-- Data listing follows --
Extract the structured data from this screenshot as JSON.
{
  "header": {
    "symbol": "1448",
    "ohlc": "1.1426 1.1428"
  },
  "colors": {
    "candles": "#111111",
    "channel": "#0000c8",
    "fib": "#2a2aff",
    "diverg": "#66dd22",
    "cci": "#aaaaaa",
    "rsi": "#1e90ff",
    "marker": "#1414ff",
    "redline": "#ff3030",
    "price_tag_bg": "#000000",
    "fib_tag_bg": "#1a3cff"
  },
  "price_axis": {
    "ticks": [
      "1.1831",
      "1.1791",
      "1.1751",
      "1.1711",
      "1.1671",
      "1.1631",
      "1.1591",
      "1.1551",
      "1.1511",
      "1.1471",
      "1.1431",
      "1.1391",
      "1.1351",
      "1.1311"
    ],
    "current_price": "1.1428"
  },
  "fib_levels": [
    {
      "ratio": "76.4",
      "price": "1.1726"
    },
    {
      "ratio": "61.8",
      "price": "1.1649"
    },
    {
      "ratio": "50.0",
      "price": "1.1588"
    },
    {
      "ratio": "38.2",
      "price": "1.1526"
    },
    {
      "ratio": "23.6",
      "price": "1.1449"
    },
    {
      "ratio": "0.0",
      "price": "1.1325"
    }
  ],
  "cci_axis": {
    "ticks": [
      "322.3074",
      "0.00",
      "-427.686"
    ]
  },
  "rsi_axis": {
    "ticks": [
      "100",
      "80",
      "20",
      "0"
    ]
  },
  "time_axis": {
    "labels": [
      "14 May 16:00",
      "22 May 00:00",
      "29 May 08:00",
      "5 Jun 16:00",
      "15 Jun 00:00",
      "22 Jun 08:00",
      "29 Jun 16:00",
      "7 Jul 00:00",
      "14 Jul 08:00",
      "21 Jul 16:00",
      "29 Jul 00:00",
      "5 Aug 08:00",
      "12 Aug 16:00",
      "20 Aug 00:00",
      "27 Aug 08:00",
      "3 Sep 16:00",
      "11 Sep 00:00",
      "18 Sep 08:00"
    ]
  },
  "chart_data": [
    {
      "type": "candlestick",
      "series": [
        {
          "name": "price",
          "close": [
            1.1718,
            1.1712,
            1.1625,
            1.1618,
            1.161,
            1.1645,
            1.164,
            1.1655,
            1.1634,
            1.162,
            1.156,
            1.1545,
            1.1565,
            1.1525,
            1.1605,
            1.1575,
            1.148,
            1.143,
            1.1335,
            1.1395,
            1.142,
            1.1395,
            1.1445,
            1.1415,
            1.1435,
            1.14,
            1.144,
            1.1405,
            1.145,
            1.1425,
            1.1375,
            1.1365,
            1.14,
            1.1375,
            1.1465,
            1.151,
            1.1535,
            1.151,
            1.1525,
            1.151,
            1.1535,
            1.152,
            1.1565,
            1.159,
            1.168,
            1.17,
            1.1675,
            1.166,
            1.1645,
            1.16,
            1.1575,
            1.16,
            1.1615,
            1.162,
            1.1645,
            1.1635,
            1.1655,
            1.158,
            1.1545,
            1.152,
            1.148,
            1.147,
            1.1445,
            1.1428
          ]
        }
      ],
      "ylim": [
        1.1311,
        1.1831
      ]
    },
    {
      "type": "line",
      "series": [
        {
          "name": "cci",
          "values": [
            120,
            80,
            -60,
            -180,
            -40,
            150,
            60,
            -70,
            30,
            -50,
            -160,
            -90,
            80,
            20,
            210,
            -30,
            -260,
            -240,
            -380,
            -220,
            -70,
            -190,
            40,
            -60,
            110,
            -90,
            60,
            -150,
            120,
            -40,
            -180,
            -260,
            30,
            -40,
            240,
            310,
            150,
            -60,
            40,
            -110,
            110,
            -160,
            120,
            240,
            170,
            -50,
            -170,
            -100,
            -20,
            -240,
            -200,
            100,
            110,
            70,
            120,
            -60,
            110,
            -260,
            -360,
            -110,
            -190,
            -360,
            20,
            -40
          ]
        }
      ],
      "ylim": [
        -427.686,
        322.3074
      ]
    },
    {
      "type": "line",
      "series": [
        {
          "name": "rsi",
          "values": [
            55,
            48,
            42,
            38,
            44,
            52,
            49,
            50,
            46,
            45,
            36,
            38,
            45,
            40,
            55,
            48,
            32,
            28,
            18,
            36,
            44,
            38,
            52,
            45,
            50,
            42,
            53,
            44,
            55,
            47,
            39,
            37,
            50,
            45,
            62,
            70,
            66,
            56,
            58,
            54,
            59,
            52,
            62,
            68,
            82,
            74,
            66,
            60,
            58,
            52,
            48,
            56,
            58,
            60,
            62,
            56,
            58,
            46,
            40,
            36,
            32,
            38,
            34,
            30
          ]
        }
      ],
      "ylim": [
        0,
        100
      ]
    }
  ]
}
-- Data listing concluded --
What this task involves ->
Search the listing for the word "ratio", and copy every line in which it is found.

Output for this exercise ->
      "ratio": "76.4",
      "ratio": "61.8",
      "ratio": "50.0",
      "ratio": "38.2",
      "ratio": "23.6",
      "ratio": "0.0",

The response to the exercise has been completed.